--- Dataset rows for apps and sites ---
——
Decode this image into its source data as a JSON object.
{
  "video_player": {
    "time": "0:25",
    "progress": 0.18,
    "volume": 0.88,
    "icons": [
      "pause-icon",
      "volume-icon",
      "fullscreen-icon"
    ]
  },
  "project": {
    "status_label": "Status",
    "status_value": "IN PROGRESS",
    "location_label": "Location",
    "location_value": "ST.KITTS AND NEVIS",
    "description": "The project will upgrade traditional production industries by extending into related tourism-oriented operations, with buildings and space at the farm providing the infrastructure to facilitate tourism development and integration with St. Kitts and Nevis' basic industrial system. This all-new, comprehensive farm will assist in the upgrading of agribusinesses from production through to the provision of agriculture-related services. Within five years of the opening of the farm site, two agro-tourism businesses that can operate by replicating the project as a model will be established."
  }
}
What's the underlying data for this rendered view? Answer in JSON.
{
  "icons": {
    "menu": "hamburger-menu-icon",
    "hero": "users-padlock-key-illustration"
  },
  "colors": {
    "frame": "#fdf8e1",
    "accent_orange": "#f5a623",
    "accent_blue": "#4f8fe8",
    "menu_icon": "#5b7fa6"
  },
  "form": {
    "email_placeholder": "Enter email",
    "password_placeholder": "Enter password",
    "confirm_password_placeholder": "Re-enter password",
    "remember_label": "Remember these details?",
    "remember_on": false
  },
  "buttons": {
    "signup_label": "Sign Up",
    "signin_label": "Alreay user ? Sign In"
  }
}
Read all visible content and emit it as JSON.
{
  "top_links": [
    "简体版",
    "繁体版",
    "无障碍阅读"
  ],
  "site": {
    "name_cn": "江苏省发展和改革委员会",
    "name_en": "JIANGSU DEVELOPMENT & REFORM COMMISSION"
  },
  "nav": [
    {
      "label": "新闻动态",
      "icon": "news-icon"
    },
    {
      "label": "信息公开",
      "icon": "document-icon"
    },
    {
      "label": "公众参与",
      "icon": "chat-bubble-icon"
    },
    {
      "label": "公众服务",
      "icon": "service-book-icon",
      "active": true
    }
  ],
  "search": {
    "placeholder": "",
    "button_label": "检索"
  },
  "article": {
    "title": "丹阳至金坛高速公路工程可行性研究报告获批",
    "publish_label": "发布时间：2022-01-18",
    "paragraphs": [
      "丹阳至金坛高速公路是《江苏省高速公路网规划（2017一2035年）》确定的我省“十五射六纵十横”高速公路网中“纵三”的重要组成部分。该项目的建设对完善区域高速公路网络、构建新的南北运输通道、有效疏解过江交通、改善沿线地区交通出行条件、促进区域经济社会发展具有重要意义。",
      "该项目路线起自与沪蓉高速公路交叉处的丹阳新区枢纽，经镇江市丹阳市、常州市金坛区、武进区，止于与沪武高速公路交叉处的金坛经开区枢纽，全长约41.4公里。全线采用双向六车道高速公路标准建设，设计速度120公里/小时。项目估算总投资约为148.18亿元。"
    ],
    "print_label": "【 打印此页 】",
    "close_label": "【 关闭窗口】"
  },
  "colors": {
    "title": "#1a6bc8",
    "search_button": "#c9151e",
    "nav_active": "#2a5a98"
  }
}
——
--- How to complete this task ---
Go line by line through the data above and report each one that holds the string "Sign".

--- Output for this exercise ---
    "signup_label": "Sign Up",
    "signin_label": "Alreay user ? Sign In"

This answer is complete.